ACTIVITY
Every record, from the first line to the last, needs to be given again exactly.

GIVEN ENTRIES
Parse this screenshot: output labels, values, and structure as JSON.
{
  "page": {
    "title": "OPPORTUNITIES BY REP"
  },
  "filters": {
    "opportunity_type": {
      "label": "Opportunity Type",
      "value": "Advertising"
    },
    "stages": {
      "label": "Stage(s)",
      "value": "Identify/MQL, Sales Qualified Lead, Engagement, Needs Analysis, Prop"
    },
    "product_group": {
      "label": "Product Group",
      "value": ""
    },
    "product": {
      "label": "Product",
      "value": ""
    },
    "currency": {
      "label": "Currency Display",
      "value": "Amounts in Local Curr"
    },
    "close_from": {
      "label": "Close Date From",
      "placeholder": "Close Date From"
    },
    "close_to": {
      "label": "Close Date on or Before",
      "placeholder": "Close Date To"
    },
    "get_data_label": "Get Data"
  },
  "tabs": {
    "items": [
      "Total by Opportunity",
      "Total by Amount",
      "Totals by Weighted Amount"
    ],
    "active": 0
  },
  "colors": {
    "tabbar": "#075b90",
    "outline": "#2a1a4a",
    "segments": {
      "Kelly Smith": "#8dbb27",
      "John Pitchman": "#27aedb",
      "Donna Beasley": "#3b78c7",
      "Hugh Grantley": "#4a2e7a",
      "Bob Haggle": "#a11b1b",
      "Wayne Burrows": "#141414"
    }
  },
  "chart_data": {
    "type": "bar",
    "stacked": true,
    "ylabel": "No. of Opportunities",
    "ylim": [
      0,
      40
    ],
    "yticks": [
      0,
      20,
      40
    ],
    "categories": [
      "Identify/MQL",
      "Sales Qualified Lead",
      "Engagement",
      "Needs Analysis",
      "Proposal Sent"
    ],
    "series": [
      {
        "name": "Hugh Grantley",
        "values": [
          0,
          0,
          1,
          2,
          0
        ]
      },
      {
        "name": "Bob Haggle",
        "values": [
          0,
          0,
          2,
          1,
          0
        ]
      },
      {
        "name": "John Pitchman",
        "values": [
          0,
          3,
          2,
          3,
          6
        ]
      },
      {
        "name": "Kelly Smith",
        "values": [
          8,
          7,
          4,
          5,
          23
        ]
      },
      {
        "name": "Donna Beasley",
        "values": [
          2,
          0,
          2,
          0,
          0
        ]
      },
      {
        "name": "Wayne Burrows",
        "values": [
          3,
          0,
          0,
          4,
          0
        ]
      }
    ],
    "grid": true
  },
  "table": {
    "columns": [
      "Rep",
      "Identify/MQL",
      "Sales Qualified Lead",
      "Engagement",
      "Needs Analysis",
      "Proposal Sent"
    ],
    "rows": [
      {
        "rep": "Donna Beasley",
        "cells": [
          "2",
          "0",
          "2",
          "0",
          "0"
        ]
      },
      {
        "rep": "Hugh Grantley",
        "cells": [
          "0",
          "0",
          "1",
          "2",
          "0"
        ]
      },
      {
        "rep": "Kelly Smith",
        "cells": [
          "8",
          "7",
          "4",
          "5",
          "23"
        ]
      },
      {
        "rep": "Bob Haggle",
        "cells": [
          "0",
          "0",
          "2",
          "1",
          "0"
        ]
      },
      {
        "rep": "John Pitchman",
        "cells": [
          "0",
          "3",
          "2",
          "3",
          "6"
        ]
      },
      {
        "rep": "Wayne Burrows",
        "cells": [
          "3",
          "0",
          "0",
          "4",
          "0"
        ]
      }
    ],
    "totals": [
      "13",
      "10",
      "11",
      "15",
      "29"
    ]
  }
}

ANSWER TO THE EXERCISE
Parse this screenshot: output labels, values, and structure as JSON.
{
  "page": {
    "title": "OPPORTUNITIES BY REP"
  },
  "filters": {
    "opportunity_type": {
      "label": "Opportunity Type",
      "value": "Advertising"
    },
    "stages": {
      "label": "Stage(s)",
      "value": "Identify/MQL, Sales Qualified Lead, Engagement, Needs Analysis, Prop"
    },
    "product_group": {
      "label": "Product Group",
      "value": ""
    },
    "product": {
      "label": "Product",
      "value": ""
    },
    "currency": {
      "label": "Currency Display",
      "value": "Amounts in Local Curr"
    },
    "close_from": {
      "label": "Close Date From",
      "placeholder": "Close Date From"
    },
    "close_to": {
      "label": "Close Date on or Before",
      "placeholder": "Close Date To"
    },
    "get_data_label": "Get Data"
  },
  "tabs": {
    "items": [
      "Total by Opportunity",
      "Total by Amount",
      "Totals by Weighted Amount"
    ],
    "active": 0
  },
  "colors": {
    "tabbar": "#075b90",
    "outline": "#2a1a4a",
    "segments": {
      "Kelly Smith": "#8dbb27",
      "John Pitchman": "#27aedb",
      "Donna Beasley": "#3b78c7",
      "Hugh Grantley": "#4a2e7a",
      "Bob Haggle": "#a11b1b",
      "Wayne Burrows": "#141414"
    }
  },
  "chart_data": {
    "type": "bar",
    "stacked": true,
    "ylabel": "No. of Opportunities",
    "ylim": [
      0,
      40
    ],
    "yticks": [
      0,
      20,
      40
    ],
    "categories": [
      "Identify/MQL",
      "Sales Qualified Lead",
      "Engagement",
      "Needs Analysis",
      "Proposal Sent"
    ],
    "series": [
      {
        "name": "Hugh Grantley",
        "values": [
          0,
          0,
          1,
          2,
          0
        ]
      },
      {
        "name": "Bob Haggle",
        "values": [
          0,
          0,
          2,
          1,
          0
        ]
      },
      {
        "name": "John Pitchman",
        "values": [
          0,
          3,
          2,
          3,
          6
        ]
      },
      {
        "name": "Kelly Smith",
        "values": [
          8,
          7,
          4,
          5,
          23
        ]
      },
      {
        "name": "Donna Beasley",
        "values": [
          2,
          0,
          2,
          0,
          0
        ]
      },
      {
        "name": "Wayne Burrows",
        "values": [
          3,
          0,
          0,
          4,
          0
        ]
      }
    ],
    "grid": true
  },
  "table": {
    "columns": [
      "Rep",
      "Identify/MQL",
      "Sales Qualified Lead",
      "Engagement",
      "Needs Analysis",
      "Proposal Sent"
    ],
    "rows": [
      {
        "rep": "Donna Beasley",
        "cells": [
          "2",
          "0",
          "2",
          "0",
          "0"
        ]
      },
      {
        "rep": "Hugh Grantley",
        "cells": [
          "0",
          "0",
          "1",
          "2",
          "0"
        ]
      },
      {
        "rep": "Kelly Smith",
        "cells": [
          "8",
          "7",
          "4",
          "5",
          "23"
        ]
      },
      {
        "rep": "Bob Haggle",
        "cells": [
          "0",
          "0",
          "2",
          "1",
          "0"
        ]
      },
      {
        "rep": "John Pitchman",
        "cells": [
          "0",
          "3",
          "2",
          "3",
          "6"
        ]
      },
      {
        "rep": "Wayne Burrows",
        "cells": [
          "3",
          "0",
          "0",
          "4",
          "0"
        ]
      }
    ],
    "totals": [
      "13",
      "10",
      "11",
      "15",
      "29"
    ]
  }
}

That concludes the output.